> Problem statement
The job is to output each record exactly as it stands, pictures excluded.
===============
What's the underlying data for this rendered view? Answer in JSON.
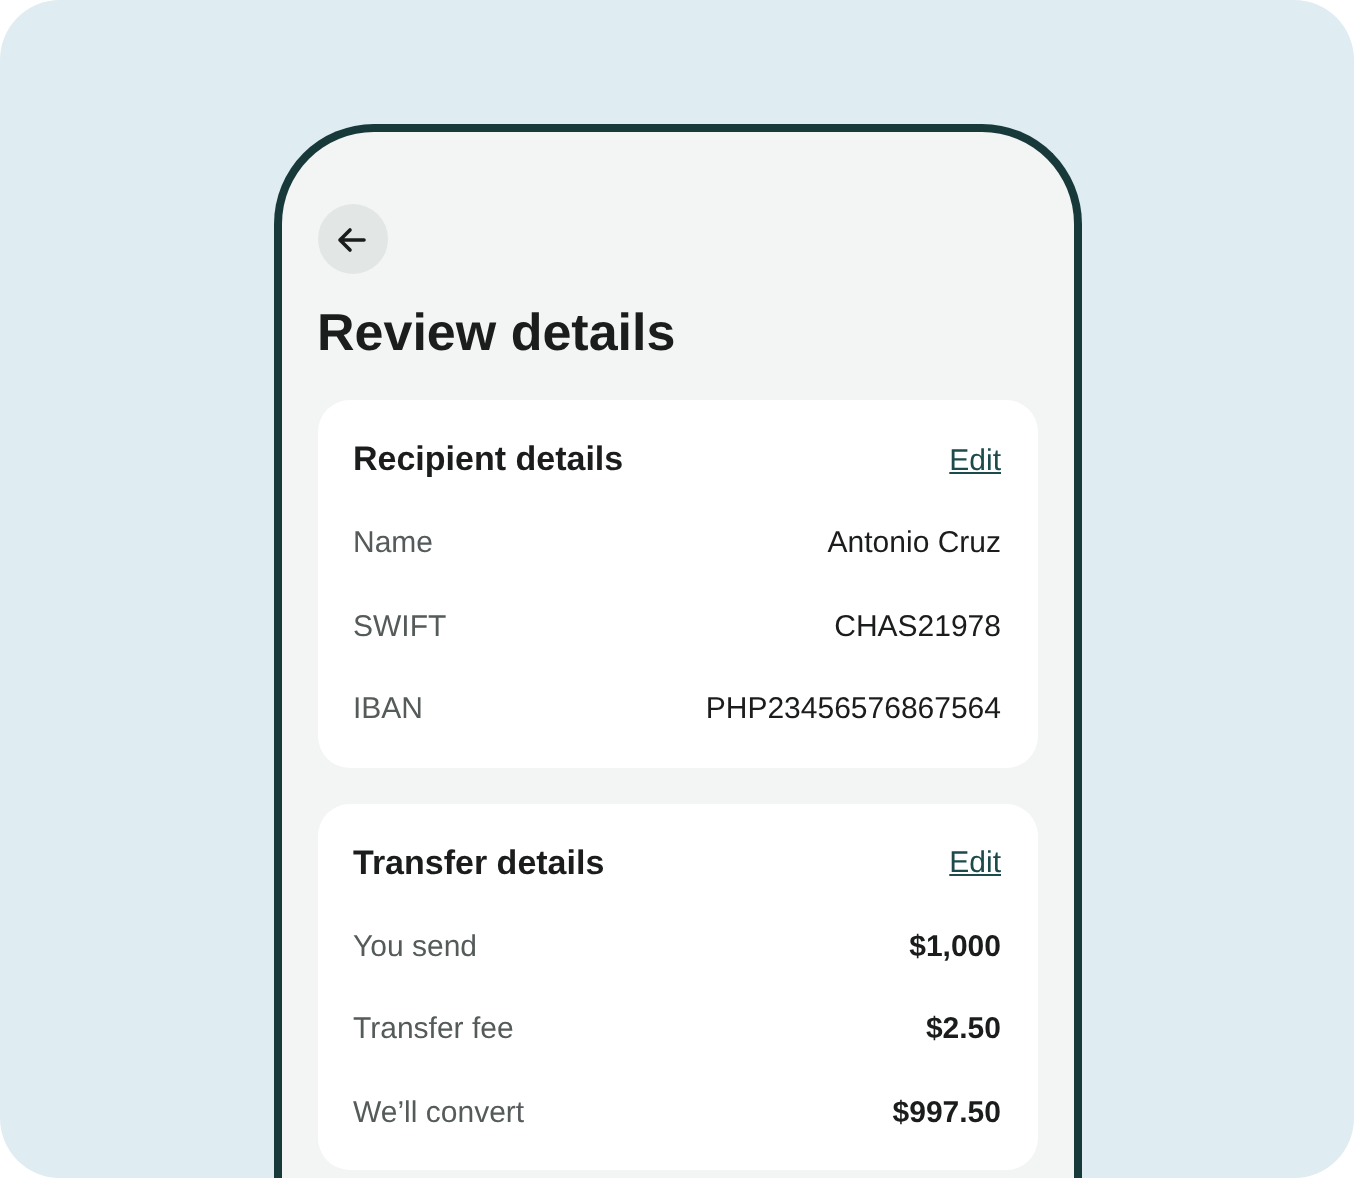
{
  "title": "Review details",
  "sections": [
    {
      "title": "Recipient details",
      "action": "Edit",
      "rows": [
        {
          "label": "Name",
          "value": "Antonio Cruz"
        },
        {
          "label": "SWIFT",
          "value": "CHAS21978"
        },
        {
          "label": "IBAN",
          "value": "PHP23456576867564"
        }
      ]
    },
    {
      "title": "Transfer details",
      "action": "Edit",
      "rows": [
        {
          "label": "You send",
          "value": "$1,000"
        },
        {
          "label": "Transfer fee",
          "value": "$2.50"
        },
        {
          "label": "We’ll convert",
          "value": "$997.50"
        }
      ]
    }
  ]
}
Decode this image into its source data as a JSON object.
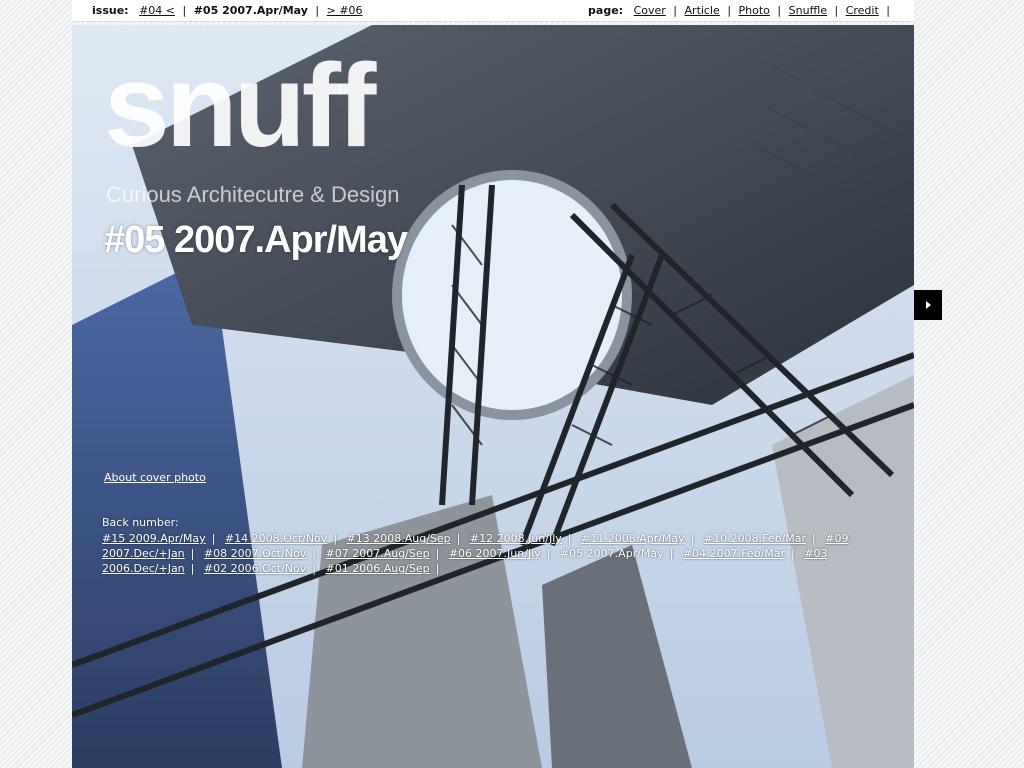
{
  "topbar": {
    "issue_label": "issue:",
    "prev_issue": "#04 <",
    "current_issue": "#05 2007.Apr/May",
    "next_issue": "> #06",
    "page_label": "page:",
    "pages": [
      "Cover",
      "Article",
      "Photo",
      "Snuffle",
      "Credit"
    ]
  },
  "logo": {
    "word": "snuff",
    "tagline": "Curious Architecutre & Design"
  },
  "issue_title": "#05 2007.Apr/May",
  "about_link": "About cover photo",
  "back_number": {
    "label": "Back number:",
    "items": [
      {
        "text": "#15 2009.Apr/May",
        "current": false
      },
      {
        "text": "#14 2008.Oct/Nov",
        "current": false
      },
      {
        "text": "#13 2008.Aug/Sep",
        "current": false
      },
      {
        "text": "#12 2008.Jun/Jly",
        "current": false
      },
      {
        "text": "#11 2008.Apr/May",
        "current": false
      },
      {
        "text": "#10 2008.Feb/Mar",
        "current": false
      },
      {
        "text": "#09 2007.Dec/+Jan",
        "current": false
      },
      {
        "text": "#08 2007.Oct/Nov",
        "current": false
      },
      {
        "text": "#07 2007.Aug/Sep",
        "current": false
      },
      {
        "text": "#06 2007.Jun/Jly",
        "current": false
      },
      {
        "text": "#05 2007.Apr/May",
        "current": true
      },
      {
        "text": "#04 2007.Feb/Mar",
        "current": false
      },
      {
        "text": "#03 2006.Dec/+Jan",
        "current": false
      },
      {
        "text": "#02 2006.Oct/Nov",
        "current": false
      },
      {
        "text": "#01 2006.Aug/Sep",
        "current": false
      }
    ]
  },
  "icons": {
    "next": "triangle-right-icon"
  }
}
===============
> Written reply
What's the underlying data for this rendered view? Answer in JSON.
{
  "title": "Review details",
  "sections": [
    {
      "title": "Recipient details",
      "action": "Edit",
      "rows": [
        {
          "label": "Name",
          "value": "Antonio Cruz"
        },
        {
          "label": "SWIFT",
          "value": "CHAS21978"
        },
        {
          "label": "IBAN",
          "value": "PHP23456576867564"
        }
      ]
    },
    {
      "title": "Transfer details",
      "action": "Edit",
      "rows": [
        {
          "label": "You send",
          "value": "$1,000"
        },
        {
          "label": "Transfer fee",
          "value": "$2.50"
        },
        {
          "label": "We’ll convert",
          "value": "$997.50"
        }
      ]
    }
  ]
}
Decode this image into its source data as a JSON object.
{
  "topbar": {
    "issue_label": "issue:",
    "prev_issue": "#04 <",
    "current_issue": "#05 2007.Apr/May",
    "next_issue": "> #06",
    "page_label": "page:",
    "pages": [
      "Cover",
      "Article",
      "Photo",
      "Snuffle",
      "Credit"
    ]
  },
  "logo": {
    "word": "snuff",
    "tagline": "Curious Architecutre & Design"
  },
  "issue_title": "#05 2007.Apr/May",
  "about_link": "About cover photo",
  "back_number": {
    "label": "Back number:",
    "items": [
      {
        "text": "#15 2009.Apr/May",
        "current": false
      },
      {
        "text": "#14 2008.Oct/Nov",
        "current": false
      },
      {
        "text": "#13 2008.Aug/Sep",
        "current": false
      },
      {
        "text": "#12 2008.Jun/Jly",
        "current": false
      },
      {
        "text": "#11 2008.Apr/May",
        "current": false
      },
      {
        "text": "#10 2008.Feb/Mar",
        "current": false
      },
      {
        "text": "#09 2007.Dec/+Jan",
        "current": false
      },
      {
        "text": "#08 2007.Oct/Nov",
        "current": false
      },
      {
        "text": "#07 2007.Aug/Sep",
        "current": false
      },
      {
        "text": "#06 2007.Jun/Jly",
        "current": false
      },
      {
        "text": "#05 2007.Apr/May",
        "current": true
      },
      {
        "text": "#04 2007.Feb/Mar",
        "current": false
      },
      {
        "text": "#03 2006.Dec/+Jan",
        "current": false
      },
      {
        "text": "#02 2006.Oct/Nov",
        "current": false
      },
      {
        "text": "#01 2006.Aug/Sep",
        "current": false
      }
    ]
  },
  "icons": {
    "next": "triangle-right-icon"
  }
}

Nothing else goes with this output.